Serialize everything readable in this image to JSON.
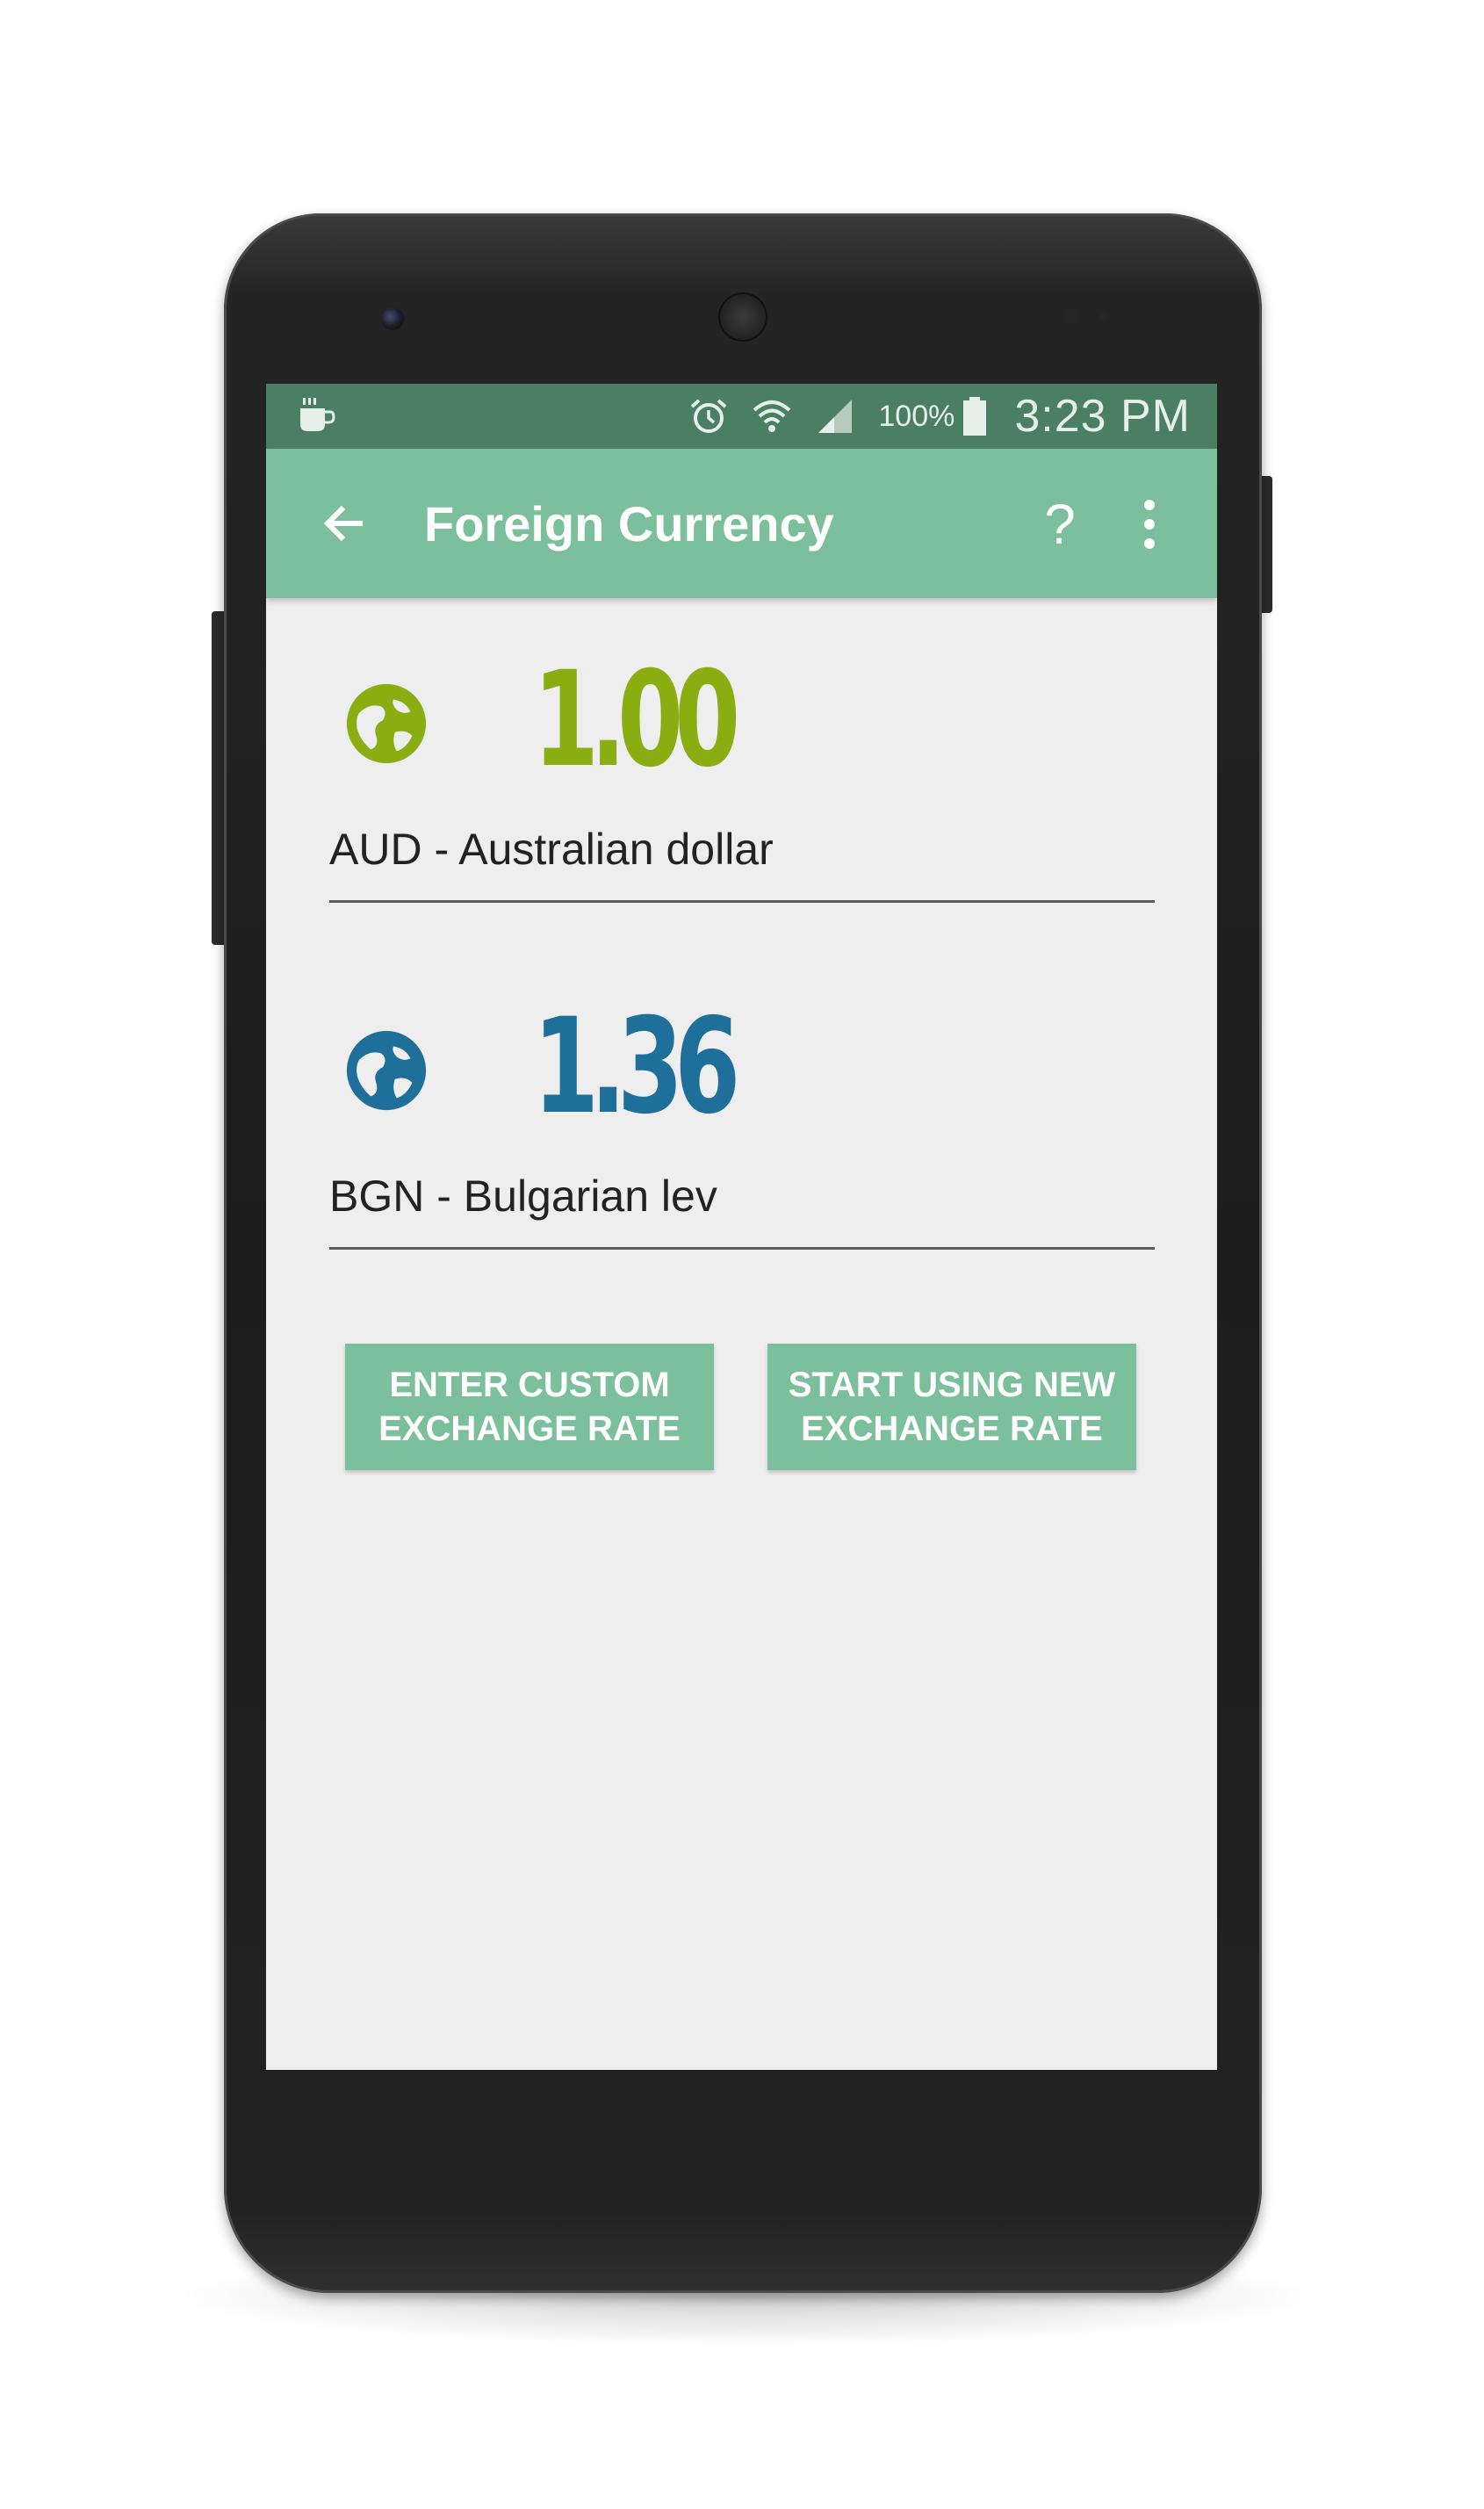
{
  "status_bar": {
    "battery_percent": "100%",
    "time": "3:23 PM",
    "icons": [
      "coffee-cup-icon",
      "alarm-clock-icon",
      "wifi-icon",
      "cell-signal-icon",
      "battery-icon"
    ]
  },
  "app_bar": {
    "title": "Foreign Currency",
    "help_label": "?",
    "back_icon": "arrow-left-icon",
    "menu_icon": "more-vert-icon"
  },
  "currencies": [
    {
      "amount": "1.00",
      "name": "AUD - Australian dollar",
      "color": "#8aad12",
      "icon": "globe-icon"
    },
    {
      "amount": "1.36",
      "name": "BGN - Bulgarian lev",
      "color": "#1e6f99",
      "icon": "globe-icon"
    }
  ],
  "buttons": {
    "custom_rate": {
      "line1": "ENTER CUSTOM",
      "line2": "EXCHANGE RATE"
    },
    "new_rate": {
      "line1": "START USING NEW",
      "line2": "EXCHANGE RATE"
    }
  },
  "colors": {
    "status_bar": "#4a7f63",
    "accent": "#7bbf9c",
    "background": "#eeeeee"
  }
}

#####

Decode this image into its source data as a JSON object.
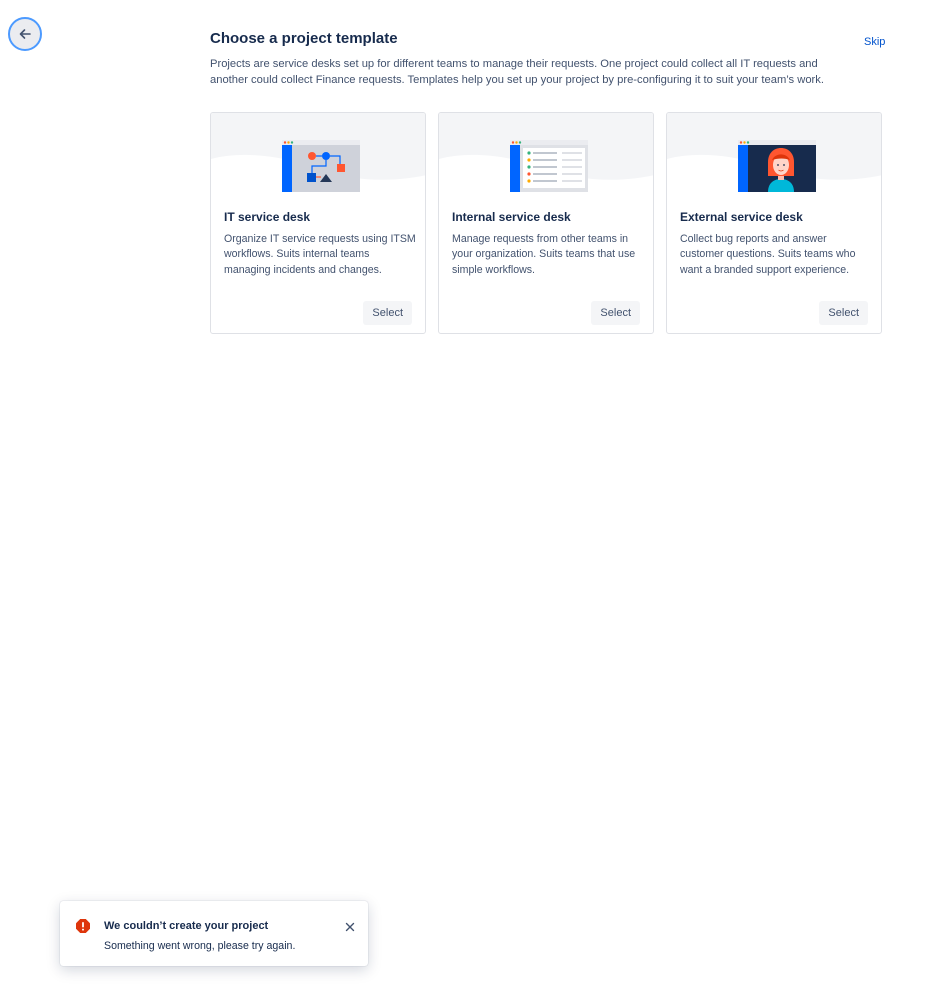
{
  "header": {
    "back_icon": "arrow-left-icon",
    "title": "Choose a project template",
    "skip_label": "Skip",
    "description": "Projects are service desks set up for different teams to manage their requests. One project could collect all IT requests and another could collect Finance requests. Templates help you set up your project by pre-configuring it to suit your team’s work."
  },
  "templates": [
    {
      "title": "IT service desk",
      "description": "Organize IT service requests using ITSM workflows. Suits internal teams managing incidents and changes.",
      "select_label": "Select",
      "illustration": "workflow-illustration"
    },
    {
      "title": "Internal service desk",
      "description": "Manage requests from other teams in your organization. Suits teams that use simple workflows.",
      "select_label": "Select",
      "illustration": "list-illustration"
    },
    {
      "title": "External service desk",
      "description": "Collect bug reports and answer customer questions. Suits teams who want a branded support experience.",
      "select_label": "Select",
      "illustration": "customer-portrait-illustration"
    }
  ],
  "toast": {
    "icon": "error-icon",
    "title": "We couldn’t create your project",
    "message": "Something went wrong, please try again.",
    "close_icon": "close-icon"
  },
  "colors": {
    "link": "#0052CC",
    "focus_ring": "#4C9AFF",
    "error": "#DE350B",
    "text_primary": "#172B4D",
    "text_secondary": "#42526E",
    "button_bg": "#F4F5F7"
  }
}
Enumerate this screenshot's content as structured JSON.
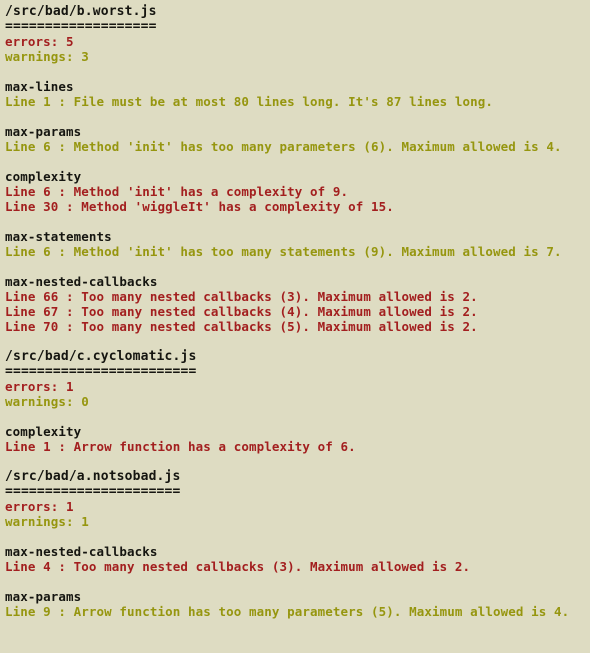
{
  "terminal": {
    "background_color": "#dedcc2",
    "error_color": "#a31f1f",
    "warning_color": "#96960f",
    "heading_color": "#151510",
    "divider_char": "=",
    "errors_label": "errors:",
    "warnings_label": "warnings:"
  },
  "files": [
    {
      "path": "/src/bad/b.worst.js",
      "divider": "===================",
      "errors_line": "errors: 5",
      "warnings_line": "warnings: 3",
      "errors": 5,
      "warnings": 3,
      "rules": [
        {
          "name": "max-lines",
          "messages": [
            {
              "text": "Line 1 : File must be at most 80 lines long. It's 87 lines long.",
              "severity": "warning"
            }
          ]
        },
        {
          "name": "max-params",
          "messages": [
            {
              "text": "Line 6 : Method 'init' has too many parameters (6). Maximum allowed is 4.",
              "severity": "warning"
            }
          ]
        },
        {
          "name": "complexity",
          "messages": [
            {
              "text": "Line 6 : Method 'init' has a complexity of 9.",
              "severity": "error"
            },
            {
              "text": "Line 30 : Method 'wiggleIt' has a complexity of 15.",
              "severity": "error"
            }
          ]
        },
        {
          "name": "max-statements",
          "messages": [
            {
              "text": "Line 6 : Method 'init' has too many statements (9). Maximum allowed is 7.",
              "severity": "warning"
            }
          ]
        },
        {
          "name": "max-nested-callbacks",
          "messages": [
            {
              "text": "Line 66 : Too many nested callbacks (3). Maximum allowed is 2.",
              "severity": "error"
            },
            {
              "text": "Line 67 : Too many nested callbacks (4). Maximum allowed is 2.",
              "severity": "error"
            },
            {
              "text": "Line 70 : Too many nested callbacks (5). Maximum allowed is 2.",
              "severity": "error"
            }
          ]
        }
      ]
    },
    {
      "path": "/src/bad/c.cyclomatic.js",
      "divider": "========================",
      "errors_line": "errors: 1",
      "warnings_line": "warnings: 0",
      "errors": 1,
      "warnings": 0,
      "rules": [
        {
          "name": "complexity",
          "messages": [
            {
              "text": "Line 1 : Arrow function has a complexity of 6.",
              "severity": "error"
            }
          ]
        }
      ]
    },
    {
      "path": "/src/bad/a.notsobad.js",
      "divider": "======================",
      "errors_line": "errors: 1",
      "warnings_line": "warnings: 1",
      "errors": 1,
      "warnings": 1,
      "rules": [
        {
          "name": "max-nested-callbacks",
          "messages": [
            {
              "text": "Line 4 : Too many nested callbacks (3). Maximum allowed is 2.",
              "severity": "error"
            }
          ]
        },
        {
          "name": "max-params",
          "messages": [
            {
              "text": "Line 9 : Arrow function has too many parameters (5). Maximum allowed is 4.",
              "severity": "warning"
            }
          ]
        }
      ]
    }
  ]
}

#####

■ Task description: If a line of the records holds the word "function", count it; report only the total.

■ Worked solution: 2